• Available records:

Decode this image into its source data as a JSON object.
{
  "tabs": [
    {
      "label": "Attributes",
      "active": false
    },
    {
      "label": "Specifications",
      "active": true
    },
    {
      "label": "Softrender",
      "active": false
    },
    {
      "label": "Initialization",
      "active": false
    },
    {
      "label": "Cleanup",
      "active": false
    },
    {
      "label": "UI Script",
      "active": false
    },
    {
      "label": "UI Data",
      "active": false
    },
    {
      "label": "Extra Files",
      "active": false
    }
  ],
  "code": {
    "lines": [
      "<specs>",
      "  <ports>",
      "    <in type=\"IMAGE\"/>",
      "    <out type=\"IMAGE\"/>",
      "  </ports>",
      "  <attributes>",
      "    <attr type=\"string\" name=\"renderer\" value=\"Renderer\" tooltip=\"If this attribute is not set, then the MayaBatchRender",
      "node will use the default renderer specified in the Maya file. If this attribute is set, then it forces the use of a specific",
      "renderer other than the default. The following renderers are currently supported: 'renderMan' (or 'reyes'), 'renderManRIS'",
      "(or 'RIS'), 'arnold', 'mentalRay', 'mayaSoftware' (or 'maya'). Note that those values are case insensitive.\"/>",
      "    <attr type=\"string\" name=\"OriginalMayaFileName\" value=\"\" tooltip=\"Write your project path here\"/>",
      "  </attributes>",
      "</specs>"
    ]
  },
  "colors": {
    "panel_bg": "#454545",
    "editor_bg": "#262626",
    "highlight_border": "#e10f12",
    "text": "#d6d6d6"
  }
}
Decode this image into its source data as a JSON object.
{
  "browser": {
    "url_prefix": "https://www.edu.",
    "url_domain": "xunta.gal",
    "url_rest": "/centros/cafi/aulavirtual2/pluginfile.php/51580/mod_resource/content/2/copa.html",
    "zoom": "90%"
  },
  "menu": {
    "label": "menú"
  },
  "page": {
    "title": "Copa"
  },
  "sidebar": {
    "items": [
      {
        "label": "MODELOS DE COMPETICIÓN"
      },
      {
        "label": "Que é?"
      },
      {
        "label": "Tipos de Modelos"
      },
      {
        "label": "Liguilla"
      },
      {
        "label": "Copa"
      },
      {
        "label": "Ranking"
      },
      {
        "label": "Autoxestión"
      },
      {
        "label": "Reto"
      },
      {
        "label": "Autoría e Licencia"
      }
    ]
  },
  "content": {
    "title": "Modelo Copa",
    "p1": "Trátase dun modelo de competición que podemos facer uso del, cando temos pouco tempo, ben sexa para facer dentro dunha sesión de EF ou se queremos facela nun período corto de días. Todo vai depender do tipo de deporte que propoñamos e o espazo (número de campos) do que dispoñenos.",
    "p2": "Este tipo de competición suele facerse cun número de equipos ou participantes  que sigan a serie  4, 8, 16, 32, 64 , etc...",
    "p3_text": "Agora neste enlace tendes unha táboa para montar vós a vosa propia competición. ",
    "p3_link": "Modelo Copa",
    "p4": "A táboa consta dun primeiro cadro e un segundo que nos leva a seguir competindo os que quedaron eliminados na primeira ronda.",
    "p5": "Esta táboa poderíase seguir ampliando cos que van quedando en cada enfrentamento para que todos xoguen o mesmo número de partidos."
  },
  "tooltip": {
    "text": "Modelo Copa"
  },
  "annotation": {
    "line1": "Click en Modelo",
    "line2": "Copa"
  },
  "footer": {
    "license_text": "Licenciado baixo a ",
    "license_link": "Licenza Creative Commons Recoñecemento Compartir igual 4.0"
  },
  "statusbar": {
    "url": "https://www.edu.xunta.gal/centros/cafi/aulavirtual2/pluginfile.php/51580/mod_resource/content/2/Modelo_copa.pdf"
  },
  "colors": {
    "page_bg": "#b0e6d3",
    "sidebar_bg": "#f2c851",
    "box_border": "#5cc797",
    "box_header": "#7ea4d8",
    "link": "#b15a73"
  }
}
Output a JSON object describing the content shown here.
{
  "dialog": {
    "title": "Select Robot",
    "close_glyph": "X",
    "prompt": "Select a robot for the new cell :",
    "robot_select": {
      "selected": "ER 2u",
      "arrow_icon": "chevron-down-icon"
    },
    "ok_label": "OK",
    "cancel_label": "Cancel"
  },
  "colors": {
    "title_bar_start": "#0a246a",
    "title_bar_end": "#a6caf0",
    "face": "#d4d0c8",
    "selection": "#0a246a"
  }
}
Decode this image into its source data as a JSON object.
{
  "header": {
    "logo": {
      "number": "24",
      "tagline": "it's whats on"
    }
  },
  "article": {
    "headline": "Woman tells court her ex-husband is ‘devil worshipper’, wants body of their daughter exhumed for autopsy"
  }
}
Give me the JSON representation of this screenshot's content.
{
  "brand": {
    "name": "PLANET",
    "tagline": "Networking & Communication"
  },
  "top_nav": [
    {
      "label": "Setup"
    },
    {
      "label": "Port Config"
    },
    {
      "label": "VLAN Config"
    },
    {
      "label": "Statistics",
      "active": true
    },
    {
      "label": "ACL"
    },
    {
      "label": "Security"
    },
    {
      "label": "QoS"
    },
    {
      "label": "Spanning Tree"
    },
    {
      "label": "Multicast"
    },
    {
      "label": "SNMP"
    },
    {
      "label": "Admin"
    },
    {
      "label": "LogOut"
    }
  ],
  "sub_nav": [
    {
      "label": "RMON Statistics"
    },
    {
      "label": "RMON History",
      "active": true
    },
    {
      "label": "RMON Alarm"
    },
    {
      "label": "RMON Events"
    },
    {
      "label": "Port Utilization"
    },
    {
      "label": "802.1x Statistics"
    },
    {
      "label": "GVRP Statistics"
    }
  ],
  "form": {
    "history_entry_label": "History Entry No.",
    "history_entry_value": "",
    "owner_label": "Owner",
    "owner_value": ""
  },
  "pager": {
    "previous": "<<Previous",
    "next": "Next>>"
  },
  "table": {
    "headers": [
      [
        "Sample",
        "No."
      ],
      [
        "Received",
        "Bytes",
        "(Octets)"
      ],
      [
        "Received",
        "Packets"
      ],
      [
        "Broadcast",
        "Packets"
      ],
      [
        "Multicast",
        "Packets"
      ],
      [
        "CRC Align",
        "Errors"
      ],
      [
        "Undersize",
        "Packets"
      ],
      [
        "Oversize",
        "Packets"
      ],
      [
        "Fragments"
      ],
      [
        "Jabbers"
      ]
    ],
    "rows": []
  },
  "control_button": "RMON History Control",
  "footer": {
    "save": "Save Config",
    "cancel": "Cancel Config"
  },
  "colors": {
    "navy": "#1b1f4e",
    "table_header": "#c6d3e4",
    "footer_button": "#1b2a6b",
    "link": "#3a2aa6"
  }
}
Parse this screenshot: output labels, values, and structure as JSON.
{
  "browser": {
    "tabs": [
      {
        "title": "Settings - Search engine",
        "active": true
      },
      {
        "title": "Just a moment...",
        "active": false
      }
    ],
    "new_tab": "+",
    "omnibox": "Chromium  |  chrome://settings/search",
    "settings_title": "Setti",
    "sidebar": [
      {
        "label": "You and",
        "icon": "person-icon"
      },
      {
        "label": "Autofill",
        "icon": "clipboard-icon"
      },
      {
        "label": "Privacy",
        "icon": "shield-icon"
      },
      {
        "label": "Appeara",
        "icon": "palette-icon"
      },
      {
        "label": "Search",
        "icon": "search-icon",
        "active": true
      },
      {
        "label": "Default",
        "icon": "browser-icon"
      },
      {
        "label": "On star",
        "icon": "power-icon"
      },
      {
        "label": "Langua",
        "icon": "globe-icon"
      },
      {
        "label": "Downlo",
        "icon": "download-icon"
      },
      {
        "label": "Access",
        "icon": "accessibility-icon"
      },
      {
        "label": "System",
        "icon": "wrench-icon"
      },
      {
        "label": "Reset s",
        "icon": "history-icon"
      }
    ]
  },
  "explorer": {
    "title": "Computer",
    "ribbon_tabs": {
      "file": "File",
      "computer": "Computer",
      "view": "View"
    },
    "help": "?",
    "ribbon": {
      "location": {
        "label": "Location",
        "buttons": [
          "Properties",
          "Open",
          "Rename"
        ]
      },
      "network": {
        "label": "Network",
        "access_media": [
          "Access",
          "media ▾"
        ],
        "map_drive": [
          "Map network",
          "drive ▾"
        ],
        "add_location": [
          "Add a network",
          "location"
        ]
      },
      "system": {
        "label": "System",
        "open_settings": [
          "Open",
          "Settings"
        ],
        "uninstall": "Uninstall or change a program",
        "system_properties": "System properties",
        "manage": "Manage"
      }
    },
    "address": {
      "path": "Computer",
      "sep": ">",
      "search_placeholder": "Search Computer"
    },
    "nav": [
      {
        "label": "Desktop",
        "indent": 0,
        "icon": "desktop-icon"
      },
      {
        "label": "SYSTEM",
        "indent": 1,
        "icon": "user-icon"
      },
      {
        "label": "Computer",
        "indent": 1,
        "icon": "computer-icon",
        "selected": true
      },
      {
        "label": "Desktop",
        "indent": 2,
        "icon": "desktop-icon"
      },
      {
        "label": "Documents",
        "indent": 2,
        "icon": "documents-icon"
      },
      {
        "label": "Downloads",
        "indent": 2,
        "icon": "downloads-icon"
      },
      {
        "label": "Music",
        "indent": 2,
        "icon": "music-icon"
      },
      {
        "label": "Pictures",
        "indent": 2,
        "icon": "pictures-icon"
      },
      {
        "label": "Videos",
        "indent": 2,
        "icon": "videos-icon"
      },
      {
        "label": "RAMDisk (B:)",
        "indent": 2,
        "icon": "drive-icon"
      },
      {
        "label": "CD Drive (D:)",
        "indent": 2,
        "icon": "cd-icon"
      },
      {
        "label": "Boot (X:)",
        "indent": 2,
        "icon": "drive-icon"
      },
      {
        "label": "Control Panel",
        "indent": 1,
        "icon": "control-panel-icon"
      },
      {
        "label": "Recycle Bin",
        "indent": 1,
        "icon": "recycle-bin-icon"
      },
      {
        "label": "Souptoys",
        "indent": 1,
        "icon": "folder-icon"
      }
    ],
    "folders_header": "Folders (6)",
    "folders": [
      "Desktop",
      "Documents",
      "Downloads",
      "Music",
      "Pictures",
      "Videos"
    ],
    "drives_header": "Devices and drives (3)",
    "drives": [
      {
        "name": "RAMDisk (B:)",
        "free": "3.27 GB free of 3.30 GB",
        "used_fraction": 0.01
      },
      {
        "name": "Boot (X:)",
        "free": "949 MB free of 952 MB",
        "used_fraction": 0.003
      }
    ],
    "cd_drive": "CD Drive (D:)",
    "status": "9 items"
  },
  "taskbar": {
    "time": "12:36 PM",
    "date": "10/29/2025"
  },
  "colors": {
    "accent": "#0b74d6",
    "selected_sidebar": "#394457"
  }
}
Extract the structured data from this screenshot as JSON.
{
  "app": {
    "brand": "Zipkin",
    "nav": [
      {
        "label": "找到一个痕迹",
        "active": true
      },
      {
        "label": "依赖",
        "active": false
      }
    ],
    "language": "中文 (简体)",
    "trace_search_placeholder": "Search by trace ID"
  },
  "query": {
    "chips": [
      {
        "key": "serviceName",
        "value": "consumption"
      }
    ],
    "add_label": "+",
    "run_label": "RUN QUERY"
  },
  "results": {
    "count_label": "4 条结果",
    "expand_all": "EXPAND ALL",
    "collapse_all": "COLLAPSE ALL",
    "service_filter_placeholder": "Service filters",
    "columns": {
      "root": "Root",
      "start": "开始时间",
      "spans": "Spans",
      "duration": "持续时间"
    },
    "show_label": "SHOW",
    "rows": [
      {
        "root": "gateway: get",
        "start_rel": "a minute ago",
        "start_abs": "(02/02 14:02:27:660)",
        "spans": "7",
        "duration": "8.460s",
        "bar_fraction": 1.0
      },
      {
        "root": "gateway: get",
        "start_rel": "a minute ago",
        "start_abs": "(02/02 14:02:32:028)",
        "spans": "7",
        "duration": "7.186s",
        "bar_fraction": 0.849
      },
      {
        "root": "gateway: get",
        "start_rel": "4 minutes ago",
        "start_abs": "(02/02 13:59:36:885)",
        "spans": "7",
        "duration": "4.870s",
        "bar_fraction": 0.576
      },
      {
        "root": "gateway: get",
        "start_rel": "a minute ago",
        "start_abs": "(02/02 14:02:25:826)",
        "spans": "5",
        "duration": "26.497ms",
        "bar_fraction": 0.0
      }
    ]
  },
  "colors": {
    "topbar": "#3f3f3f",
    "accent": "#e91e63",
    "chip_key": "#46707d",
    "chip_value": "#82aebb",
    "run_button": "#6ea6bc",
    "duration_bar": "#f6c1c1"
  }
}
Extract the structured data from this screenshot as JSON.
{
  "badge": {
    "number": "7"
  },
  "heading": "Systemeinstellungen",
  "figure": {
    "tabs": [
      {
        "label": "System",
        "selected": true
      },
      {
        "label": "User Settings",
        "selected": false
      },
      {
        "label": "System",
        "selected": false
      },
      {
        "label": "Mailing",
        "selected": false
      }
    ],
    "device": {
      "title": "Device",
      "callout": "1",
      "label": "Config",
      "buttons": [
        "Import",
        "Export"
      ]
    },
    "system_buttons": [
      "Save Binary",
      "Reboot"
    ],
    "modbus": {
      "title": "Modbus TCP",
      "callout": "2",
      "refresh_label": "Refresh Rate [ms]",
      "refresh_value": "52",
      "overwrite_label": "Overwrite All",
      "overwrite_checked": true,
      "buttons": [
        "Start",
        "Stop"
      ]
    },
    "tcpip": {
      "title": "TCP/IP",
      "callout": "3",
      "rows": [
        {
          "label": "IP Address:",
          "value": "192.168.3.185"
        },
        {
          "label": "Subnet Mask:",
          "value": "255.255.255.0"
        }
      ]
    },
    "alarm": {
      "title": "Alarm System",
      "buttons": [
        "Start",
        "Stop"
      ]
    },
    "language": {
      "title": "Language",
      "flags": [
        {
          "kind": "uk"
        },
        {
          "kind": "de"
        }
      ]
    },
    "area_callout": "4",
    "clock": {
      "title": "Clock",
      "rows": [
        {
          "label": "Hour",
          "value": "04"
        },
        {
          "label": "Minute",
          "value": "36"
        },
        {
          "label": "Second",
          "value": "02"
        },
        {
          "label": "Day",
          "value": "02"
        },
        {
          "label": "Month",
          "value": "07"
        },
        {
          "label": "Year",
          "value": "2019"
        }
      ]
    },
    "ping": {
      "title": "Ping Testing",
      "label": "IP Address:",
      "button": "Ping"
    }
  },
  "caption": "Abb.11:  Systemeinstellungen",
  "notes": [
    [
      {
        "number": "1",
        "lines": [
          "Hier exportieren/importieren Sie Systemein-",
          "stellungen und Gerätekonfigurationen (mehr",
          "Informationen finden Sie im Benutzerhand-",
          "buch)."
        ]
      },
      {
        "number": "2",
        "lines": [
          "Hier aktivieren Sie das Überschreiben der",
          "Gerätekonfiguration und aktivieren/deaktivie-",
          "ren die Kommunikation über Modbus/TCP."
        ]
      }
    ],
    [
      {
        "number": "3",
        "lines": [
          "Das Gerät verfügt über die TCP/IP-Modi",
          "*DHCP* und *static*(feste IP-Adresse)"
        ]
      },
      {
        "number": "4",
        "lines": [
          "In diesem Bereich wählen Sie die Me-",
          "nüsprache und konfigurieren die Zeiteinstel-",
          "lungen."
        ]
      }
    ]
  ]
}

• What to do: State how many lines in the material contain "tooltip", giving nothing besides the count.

• Reply to the exercise: 3